Which lines in the data below contain the word "monitor"? Return each of them.

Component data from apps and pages
+---+

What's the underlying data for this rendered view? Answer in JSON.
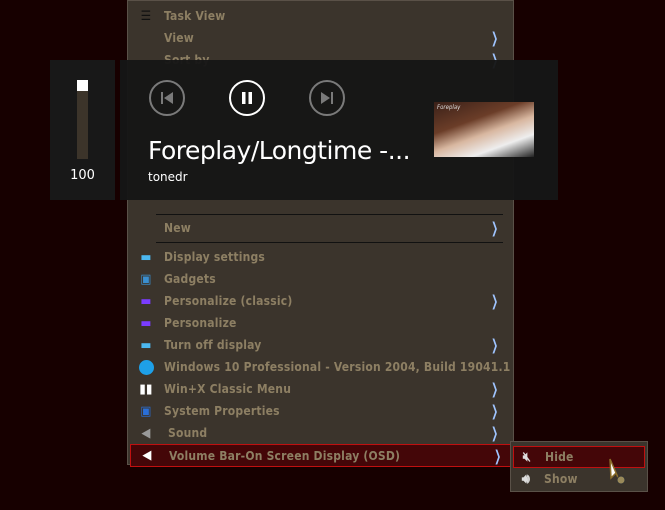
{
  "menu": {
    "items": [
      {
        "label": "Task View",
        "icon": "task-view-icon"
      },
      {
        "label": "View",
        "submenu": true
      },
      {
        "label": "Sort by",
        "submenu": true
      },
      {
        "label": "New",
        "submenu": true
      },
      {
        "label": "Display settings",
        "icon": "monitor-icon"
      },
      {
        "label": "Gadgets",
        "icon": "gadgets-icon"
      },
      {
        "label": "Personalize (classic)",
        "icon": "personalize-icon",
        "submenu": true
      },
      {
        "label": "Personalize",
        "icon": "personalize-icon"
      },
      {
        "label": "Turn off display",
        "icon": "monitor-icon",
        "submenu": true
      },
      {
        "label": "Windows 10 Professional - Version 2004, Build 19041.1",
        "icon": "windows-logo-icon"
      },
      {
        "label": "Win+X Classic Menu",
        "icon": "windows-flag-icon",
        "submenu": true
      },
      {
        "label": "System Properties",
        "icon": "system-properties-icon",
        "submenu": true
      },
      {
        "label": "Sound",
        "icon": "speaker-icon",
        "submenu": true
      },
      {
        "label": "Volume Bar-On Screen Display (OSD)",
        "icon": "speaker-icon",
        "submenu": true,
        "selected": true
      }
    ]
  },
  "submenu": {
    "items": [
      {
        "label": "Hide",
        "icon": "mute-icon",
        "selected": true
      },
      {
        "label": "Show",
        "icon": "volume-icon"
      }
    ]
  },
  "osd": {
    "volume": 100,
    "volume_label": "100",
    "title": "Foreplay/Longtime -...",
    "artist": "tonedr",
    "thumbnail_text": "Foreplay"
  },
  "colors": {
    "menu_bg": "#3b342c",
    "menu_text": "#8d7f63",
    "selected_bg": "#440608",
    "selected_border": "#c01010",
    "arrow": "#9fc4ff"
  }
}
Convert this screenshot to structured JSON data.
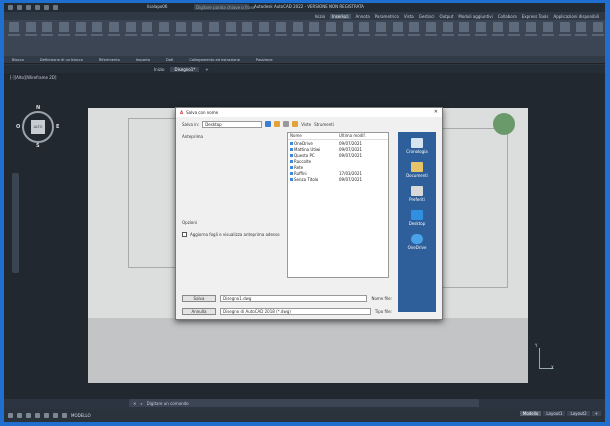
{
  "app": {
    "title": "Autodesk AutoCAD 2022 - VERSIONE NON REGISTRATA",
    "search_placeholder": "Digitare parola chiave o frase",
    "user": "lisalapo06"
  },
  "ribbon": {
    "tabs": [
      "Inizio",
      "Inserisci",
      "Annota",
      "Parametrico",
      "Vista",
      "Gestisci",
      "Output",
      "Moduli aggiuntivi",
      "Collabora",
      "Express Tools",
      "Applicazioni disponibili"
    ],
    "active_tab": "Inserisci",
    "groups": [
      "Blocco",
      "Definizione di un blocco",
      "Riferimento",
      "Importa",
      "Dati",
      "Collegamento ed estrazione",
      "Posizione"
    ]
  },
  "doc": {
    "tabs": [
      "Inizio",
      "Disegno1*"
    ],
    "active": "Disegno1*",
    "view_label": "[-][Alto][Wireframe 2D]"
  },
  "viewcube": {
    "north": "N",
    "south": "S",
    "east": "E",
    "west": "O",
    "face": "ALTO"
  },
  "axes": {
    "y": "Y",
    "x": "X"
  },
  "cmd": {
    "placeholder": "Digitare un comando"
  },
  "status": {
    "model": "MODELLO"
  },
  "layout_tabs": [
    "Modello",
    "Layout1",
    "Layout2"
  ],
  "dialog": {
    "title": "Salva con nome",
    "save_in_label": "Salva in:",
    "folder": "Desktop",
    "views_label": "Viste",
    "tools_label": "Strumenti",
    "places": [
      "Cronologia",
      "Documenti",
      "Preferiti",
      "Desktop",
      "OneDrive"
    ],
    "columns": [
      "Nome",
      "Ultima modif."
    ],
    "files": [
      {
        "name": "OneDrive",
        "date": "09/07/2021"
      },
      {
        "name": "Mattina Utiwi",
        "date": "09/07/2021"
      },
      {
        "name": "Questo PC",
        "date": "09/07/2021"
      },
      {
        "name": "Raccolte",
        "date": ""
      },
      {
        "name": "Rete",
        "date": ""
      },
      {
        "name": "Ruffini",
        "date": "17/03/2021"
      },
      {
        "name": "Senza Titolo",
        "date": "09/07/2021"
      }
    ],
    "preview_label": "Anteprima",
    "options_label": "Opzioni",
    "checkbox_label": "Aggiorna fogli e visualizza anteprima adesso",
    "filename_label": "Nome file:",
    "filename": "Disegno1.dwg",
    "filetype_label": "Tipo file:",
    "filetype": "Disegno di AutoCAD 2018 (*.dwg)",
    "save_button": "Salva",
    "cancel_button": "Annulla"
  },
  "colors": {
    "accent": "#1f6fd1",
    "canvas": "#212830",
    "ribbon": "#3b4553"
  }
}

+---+

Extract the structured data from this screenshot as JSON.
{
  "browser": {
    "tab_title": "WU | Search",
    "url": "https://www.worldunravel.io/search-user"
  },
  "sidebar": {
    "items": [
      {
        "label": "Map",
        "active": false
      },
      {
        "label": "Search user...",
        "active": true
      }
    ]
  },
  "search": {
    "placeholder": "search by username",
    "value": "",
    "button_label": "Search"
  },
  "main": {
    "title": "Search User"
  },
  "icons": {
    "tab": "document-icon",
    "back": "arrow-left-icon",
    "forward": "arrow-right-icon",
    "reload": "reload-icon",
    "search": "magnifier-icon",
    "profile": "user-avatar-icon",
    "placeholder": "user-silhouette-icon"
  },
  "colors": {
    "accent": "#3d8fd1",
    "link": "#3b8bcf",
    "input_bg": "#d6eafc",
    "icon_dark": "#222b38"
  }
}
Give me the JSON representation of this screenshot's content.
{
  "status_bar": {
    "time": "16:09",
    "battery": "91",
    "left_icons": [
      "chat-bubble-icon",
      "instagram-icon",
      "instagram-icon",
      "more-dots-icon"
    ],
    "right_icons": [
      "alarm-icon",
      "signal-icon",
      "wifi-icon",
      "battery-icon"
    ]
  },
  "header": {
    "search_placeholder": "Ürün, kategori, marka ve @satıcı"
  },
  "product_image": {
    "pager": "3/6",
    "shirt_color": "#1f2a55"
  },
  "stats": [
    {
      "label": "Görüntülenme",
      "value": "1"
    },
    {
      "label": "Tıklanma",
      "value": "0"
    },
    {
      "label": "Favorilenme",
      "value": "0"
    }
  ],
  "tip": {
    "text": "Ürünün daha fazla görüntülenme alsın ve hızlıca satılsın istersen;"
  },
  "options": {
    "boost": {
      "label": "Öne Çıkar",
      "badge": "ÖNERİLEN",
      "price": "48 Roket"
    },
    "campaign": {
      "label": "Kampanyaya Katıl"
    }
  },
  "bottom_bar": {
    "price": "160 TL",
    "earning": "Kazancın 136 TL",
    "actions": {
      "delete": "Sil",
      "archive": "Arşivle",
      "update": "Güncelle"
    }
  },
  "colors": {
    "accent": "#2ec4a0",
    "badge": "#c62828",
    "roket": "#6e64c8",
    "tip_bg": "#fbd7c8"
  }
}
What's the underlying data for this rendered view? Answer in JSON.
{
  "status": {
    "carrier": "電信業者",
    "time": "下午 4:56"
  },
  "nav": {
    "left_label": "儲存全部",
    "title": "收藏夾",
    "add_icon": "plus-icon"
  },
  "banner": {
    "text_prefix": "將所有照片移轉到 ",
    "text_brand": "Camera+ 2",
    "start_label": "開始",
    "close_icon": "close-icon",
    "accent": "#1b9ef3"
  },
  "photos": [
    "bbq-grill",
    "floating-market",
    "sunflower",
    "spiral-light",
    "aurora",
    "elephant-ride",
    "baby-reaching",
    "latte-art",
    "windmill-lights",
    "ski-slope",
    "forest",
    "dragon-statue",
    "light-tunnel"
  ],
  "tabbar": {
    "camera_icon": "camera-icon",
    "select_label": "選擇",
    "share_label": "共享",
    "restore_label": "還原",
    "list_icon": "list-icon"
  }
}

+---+

■ WRITTEN ANSWER
        "icon": "monitor-icon"
        "icon": "monitor-icon",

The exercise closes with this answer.